• Feature Name: allow_self_in_where_clauses
  • Start Date: 2016-06-13
  • RFC PR: #1647
  • Rust Issue: #38864


This RFC proposes allowing the Self type to be used in every position in trait implementations, including where clauses and other parameters to the trait being implemented.


Self is a useful tool to have to reduce churn when the type changes for various reasons. One would expect to be able to write

# #![allow(unused_variables)]
#fn main() {
impl SomeTrait for MySuperLongType<T, U, V, W, X> where
  Self: SomeOtherTrait,

but this will fail to compile today, forcing you to repeat the type, and adding one more place that has to change if the type ever changes.

By this same logic, we would also like to be able to reference associated types from the traits being implemented. When dealing with generic code, patterns like this often emerge:

# #![allow(unused_variables)]
#fn main() {
trait MyTrait {
    type MyType: SomeBound;

impl<T, U, V> MyTrait for SomeStruct<T, U, V> where
    SomeOtherStruct<T, U, V>: SomeBound,
    type MyType = SomeOtherStruct<T, U, V>;

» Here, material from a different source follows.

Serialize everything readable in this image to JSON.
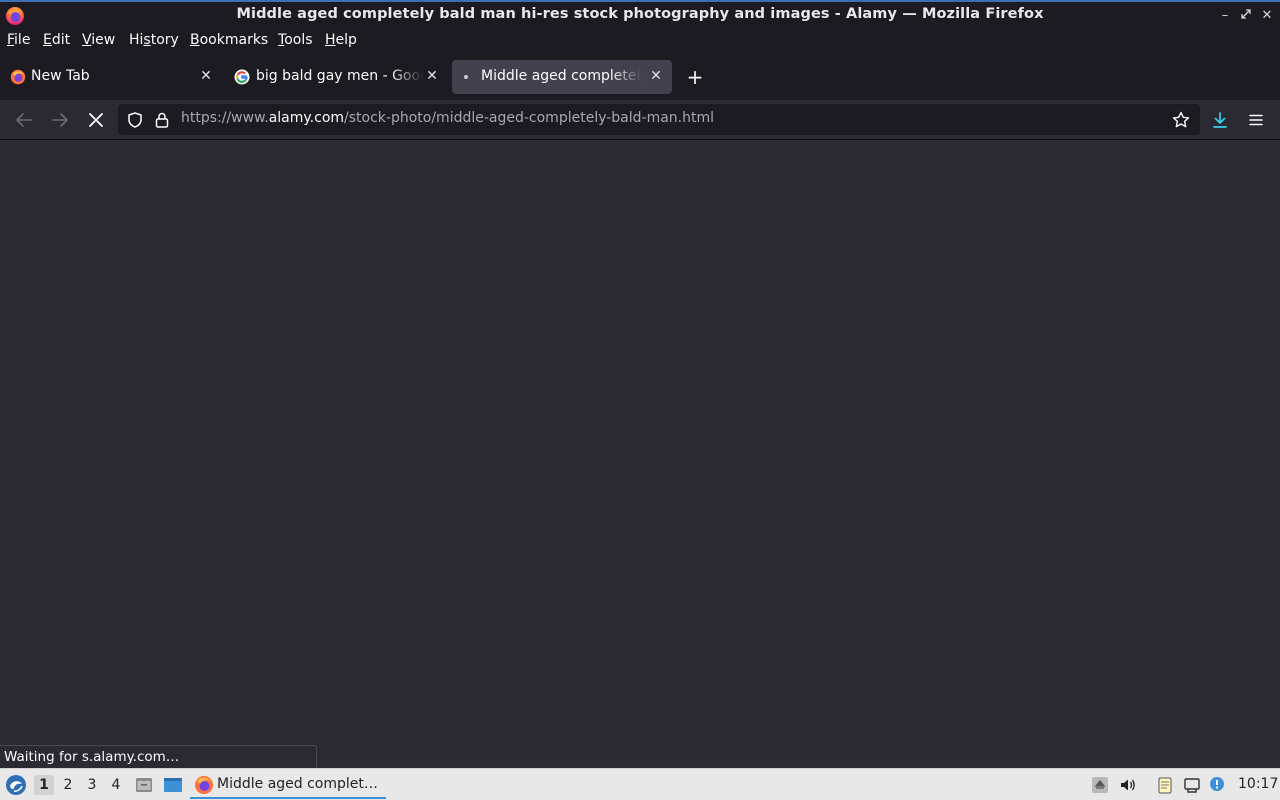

the only reason the associated type is repeated at all is to restate the bound on the associated type. It would be nice to reduce some of that duplication.

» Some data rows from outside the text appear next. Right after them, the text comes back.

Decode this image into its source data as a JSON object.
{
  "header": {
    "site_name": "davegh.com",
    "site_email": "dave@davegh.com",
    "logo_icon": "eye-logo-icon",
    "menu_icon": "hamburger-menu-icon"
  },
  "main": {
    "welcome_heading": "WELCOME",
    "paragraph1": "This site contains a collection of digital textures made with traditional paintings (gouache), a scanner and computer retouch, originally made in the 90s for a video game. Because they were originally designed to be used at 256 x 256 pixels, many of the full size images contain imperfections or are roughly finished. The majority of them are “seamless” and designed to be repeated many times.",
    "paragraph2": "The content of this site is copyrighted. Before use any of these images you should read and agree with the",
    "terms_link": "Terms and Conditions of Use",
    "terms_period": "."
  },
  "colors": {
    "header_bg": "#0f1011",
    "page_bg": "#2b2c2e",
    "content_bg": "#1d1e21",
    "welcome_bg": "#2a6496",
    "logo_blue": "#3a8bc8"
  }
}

Detailed design

Instead of blocking Self from being used in the "header" of a trait impl, it will be understood to be a reference to the implementation type. For example, all of these would be valid:

# #![allow(unused_variables)]
#fn main() {
impl SomeTrait for SomeType where Self: SomeOtherTrait { }

impl SomeTrait<Self> for SomeType { }

impl SomeTrait for SomeType where SomeOtherType<Self>: SomeTrait { }

impl SomeTrait for SomeType where Self::AssocType: SomeOtherTrait {
    AssocType = SomeOtherType;

If the Self type is parameterized by Self, an error that the type definition is recursive is thrown, rather than not recognizing self.

# #![allow(unused_variables)]
#fn main() {
// The error here is because this would be Vec<Vec<Self>>, Vec<Vec<Vec<Self>>>, ...
impl SomeTrait for Vec<Self> { }


Self is always less explicit than the alternative.


Not implementing this is an alternative, as is accepting Self only in where clauses and not other positions in the impl header.

Unresolved questions